Exercise description> Once you have read the data below, write it all out exactly.

##### Data listing

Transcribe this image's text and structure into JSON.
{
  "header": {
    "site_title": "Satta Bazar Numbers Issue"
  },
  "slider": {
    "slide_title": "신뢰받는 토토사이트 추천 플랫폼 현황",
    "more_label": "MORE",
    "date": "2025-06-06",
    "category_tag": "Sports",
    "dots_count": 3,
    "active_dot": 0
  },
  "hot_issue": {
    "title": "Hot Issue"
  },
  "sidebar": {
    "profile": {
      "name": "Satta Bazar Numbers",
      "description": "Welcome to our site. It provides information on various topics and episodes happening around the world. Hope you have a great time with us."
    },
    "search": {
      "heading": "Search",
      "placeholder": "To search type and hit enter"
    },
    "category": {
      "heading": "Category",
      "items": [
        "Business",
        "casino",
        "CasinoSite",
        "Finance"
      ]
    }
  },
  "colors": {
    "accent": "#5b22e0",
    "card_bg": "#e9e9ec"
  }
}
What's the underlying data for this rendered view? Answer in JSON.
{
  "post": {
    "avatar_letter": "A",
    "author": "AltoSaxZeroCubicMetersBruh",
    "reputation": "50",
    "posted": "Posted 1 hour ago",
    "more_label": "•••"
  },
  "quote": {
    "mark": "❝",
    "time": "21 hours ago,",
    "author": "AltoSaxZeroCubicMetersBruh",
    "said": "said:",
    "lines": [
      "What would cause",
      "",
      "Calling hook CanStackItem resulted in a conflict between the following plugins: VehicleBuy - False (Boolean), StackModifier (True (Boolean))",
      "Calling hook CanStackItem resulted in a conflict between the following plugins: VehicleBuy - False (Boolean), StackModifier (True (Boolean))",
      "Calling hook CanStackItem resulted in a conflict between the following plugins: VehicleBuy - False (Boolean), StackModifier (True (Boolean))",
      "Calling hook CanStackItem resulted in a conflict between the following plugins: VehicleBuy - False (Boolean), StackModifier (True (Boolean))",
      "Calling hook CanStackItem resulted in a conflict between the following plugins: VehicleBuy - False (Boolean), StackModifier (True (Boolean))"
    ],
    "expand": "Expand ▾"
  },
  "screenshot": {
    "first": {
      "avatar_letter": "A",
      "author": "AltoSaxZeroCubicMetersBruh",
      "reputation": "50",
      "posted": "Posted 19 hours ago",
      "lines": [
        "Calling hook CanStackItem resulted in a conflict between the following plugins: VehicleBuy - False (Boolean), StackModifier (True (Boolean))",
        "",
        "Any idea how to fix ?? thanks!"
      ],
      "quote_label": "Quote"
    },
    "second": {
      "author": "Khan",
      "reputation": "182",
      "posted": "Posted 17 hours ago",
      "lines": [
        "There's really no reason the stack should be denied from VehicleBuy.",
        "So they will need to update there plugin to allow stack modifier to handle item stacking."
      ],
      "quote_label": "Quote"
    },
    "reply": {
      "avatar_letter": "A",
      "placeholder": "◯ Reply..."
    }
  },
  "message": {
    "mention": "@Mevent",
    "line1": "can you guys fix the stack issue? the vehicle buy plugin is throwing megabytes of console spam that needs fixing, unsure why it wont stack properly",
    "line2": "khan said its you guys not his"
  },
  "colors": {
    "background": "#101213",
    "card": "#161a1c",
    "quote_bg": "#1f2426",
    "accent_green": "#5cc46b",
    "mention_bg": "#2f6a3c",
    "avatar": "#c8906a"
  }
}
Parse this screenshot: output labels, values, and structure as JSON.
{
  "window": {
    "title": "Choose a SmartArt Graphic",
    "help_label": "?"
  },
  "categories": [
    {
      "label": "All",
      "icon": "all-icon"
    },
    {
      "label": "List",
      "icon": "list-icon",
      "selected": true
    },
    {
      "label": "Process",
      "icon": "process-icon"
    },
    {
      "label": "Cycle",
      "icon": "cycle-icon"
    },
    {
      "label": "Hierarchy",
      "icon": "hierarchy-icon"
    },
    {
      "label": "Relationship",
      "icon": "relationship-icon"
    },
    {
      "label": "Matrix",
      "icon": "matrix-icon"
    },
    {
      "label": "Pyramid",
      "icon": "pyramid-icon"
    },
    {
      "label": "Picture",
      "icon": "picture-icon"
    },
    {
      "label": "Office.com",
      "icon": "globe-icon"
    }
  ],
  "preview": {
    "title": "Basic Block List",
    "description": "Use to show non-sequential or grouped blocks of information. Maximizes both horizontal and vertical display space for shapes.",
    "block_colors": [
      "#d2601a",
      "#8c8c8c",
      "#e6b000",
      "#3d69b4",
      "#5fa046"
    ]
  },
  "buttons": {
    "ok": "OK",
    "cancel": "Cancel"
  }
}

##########

Solution for this exercise>
Transcribe this image's text and structure into JSON.
{
  "header": {
    "site_title": "Satta Bazar Numbers Issue"
  },
  "slider": {
    "slide_title": "신뢰받는 토토사이트 추천 플랫폼 현황",
    "more_label": "MORE",
    "date": "2025-06-06",
    "category_tag": "Sports",
    "dots_count": 3,
    "active_dot": 0
  },
  "hot_issue": {
    "title": "Hot Issue"
  },
  "sidebar": {
    "profile": {
      "name": "Satta Bazar Numbers",
      "description": "Welcome to our site. It provides information on various topics and episodes happening around the world. Hope you have a great time with us."
    },
    "search": {
      "heading": "Search",
      "placeholder": "To search type and hit enter"
    },
    "category": {
      "heading": "Category",
      "items": [
        "Business",
        "casino",
        "CasinoSite",
        "Finance"
      ]
    }
  },
  "colors": {
    "accent": "#5b22e0",
    "card_bg": "#e9e9ec"
  }
}
What's the underlying data for this rendered view? Answer in JSON.
{
  "post": {
    "avatar_letter": "A",
    "author": "AltoSaxZeroCubicMetersBruh",
    "reputation": "50",
    "posted": "Posted 1 hour ago",
    "more_label": "•••"
  },
  "quote": {
    "mark": "❝",
    "time": "21 hours ago,",
    "author": "AltoSaxZeroCubicMetersBruh",
    "said": "said:",
    "lines": [
      "What would cause",
      "",
      "Calling hook CanStackItem resulted in a conflict between the following plugins: VehicleBuy - False (Boolean), StackModifier (True (Boolean))",
      "Calling hook CanStackItem resulted in a conflict between the following plugins: VehicleBuy - False (Boolean), StackModifier (True (Boolean))",
      "Calling hook CanStackItem resulted in a conflict between the following plugins: VehicleBuy - False (Boolean), StackModifier (True (Boolean))",
      "Calling hook CanStackItem resulted in a conflict between the following plugins: VehicleBuy - False (Boolean), StackModifier (True (Boolean))",
      "Calling hook CanStackItem resulted in a conflict between the following plugins: VehicleBuy - False (Boolean), StackModifier (True (Boolean))"
    ],
    "expand": "Expand ▾"
  },
  "screenshot": {
    "first": {
      "avatar_letter": "A",
      "author": "AltoSaxZeroCubicMetersBruh",
      "reputation": "50",
      "posted": "Posted 19 hours ago",
      "lines": [
        "Calling hook CanStackItem resulted in a conflict between the following plugins: VehicleBuy - False (Boolean), StackModifier (True (Boolean))",
        "",
        "Any idea how to fix ?? thanks!"
      ],
      "quote_label": "Quote"
    },
    "second": {
      "author": "Khan",
      "reputation": "182",
      "posted": "Posted 17 hours ago",
      "lines": [
        "There's really no reason the stack should be denied from VehicleBuy.",
        "So they will need to update there plugin to allow stack modifier to handle item stacking."
      ],
      "quote_label": "Quote"
    },
    "reply": {
      "avatar_letter": "A",
      "placeholder": "◯ Reply..."
    }
  },
  "message": {
    "mention": "@Mevent",
    "line1": "can you guys fix the stack issue? the vehicle buy plugin is throwing megabytes of console spam that needs fixing, unsure why it wont stack properly",
    "line2": "khan said its you guys not his"
  },
  "colors": {
    "background": "#101213",
    "card": "#161a1c",
    "quote_bg": "#1f2426",
    "accent_green": "#5cc46b",
    "mention_bg": "#2f6a3c",
    "avatar": "#c8906a"
  }
}
Parse this screenshot: output labels, values, and structure as JSON.
{
  "window": {
    "title": "Choose a SmartArt Graphic",
    "help_label": "?"
  },
  "categories": [
    {
      "label": "All",
      "icon": "all-icon"
    },
    {
      "label": "List",
      "icon": "list-icon",
      "selected": true
    },
    {
      "label": "Process",
      "icon": "process-icon"
    },
    {
      "label": "Cycle",
      "icon": "cycle-icon"
    },
    {
      "label": "Hierarchy",
      "icon": "hierarchy-icon"
    },
    {
      "label": "Relationship",
      "icon": "relationship-icon"
    },
    {
      "label": "Matrix",
      "icon": "matrix-icon"
    },
    {
      "label": "Pyramid",
      "icon": "pyramid-icon"
    },
    {
      "label": "Picture",
      "icon": "picture-icon"
    },
    {
      "label": "Office.com",
      "icon": "globe-icon"
    }
  ],
  "preview": {
    "title": "Basic Block List",
    "description": "Use to show non-sequential or grouped blocks of information. Maximizes both horizontal and vertical display space for shapes.",
    "block_colors": [
      "#d2601a",
      "#8c8c8c",
      "#e6b000",
      "#3d69b4",
      "#5fa046"
    ]
  },
  "buttons": {
    "ok": "OK",
    "cancel": "Cancel"
  }
}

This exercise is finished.